The chief cult centre of Ra was Heliopolis (called Iunu, “Place of Pillars”, in Egyptian), where he was identified with the local sun-god Atum. Through Atum, or as Atum-Ra he was also seen as the first being and the originator of the Ennead, consisting of Shu and Tefnut, Geb and Nut, Osiris, Set, Isis and Nephthys.
His local cult began to grow from roughly the second dynasty, establishing Ra as a sun deity. By the fourth dynasty the pharaohs were seen to be Ra’s manifestations on earth, referred to as “Sons of Ra”. His worship increased massively in the fifth dynasty, when he became a state deity and pharaohs had specially aligned pyramids, obelisks, and solar temples built in his honour. The first Pyramid Texts began to arise, giving Ra more and more significance in the journey of the pharaoh through the underworld.
The Middle Kingdom saw Ra being increasingly combined and affiliated with other chief deities, especially Amun and Osiris.
During the New Kingdom, the worship of Ra became more complicated and grander. The walls of tombs were dedicated to extremely detailed texts that told of Ra’s journey through the underworld. Ra was said to carry the prayers and blessings of the living with the souls of the dead on the sun boat. The idea that Ra aged with the sun became more popular with the rise of The New Kingdom. Eventually, during the reign of Akhenaten (mid 1350s-1330s), the worship reached the level of “uncompromising monotheism”.

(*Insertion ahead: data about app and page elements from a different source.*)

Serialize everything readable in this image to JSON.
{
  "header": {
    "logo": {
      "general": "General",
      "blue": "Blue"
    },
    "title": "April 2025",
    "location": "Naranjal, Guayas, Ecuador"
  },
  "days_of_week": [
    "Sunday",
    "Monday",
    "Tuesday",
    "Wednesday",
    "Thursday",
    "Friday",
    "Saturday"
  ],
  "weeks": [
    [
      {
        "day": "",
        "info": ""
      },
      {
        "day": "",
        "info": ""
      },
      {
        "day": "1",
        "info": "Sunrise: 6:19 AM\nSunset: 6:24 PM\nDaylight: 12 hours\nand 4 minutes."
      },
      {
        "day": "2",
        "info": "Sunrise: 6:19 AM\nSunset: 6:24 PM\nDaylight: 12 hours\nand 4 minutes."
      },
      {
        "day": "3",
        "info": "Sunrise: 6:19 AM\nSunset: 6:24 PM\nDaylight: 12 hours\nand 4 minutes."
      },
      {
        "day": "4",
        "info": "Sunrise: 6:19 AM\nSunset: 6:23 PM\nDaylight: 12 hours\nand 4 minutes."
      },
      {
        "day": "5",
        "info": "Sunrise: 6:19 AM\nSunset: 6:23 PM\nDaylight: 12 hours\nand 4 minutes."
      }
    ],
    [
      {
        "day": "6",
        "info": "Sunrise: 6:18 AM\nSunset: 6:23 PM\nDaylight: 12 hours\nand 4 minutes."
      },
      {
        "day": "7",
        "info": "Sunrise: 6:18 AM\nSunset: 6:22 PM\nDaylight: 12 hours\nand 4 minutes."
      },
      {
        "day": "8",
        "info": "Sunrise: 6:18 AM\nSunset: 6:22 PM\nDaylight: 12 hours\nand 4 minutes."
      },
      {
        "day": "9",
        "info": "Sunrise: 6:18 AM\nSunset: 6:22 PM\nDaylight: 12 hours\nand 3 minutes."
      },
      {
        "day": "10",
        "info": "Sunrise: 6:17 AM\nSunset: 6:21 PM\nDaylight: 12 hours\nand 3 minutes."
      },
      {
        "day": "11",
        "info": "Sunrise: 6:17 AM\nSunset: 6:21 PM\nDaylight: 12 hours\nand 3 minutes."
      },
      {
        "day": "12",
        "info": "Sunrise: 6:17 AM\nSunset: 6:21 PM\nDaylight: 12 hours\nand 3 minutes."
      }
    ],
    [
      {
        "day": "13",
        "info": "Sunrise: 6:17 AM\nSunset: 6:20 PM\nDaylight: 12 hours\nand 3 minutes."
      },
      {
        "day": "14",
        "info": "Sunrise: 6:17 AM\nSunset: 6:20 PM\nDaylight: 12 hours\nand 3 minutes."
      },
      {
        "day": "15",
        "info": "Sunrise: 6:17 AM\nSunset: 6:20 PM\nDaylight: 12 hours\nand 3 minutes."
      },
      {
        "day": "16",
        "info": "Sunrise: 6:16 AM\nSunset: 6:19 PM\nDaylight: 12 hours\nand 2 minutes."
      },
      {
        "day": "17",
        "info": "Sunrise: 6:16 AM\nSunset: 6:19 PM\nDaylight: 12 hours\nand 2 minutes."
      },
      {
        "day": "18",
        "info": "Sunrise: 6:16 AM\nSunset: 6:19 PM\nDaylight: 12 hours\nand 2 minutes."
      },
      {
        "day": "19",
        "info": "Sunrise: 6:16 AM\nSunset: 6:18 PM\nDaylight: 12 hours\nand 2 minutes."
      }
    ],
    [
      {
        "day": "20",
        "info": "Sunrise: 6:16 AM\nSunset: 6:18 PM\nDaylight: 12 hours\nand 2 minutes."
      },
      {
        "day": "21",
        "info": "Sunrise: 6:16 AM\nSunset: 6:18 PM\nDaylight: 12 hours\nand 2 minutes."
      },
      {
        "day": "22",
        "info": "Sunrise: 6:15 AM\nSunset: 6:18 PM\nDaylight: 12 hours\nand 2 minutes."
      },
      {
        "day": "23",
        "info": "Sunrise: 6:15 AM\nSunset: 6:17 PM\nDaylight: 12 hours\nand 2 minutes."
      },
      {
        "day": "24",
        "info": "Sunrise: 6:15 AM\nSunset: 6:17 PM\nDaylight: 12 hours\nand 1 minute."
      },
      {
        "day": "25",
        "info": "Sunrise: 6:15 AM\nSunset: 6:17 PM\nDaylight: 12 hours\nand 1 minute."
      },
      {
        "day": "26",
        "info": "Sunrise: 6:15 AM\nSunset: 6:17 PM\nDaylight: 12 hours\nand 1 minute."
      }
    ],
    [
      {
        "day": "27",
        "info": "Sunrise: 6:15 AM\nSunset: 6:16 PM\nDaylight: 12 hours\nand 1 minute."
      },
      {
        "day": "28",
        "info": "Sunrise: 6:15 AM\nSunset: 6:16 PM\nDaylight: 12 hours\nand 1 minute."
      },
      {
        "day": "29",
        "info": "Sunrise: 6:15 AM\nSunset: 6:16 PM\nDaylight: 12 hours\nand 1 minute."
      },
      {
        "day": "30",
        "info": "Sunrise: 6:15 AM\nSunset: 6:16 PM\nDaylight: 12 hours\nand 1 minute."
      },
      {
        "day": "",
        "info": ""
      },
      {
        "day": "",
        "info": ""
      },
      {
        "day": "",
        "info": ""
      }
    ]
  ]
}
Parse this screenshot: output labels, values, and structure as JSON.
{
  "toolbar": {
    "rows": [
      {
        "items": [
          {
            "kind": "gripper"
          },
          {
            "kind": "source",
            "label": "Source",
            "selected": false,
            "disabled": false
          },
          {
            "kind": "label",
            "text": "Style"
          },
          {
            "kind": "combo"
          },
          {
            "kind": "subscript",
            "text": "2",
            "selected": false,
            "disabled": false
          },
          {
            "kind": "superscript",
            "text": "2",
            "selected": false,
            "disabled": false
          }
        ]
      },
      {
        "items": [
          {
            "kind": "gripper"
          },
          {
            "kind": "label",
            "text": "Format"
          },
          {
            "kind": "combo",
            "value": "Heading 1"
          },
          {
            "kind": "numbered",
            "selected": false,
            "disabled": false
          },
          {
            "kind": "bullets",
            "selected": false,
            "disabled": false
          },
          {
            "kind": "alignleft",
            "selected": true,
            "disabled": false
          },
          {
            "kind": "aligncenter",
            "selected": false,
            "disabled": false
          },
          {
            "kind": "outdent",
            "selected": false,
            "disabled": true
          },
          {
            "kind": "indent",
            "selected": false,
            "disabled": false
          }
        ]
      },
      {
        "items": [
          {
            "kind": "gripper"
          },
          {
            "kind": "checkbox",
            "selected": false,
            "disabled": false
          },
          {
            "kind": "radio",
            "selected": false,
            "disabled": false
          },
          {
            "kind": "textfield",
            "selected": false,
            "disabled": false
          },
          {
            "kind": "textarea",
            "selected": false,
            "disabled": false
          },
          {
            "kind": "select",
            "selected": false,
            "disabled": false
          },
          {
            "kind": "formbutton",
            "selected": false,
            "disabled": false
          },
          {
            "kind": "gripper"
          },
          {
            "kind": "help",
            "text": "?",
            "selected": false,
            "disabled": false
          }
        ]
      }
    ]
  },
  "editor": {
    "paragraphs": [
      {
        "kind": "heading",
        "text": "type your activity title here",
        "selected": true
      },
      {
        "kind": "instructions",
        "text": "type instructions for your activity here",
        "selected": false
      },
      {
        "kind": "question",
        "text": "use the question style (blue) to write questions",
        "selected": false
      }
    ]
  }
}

Many acts of worship included hymns, prayers, and spells to help Ra and the sun boat overcome Apep.
Though worship of Ra was widespread, his cult center was in Heliopolis in Lower Egypt. Oddly enough, this was the home of the Ennead that was believed to be headed by Atum, with whom he was merged. The Holiday of ‘The Receiving of Ra’ was celebrated on May 26 in the Gregorian calendar.
The rise of Christianity in the Roman empire caused an end to the worship of Ra by the citizens of Egypt, and as Ra’s popularity suddenly died out, the study of Ra became purely for academic knowledge even among the Egyptian priests.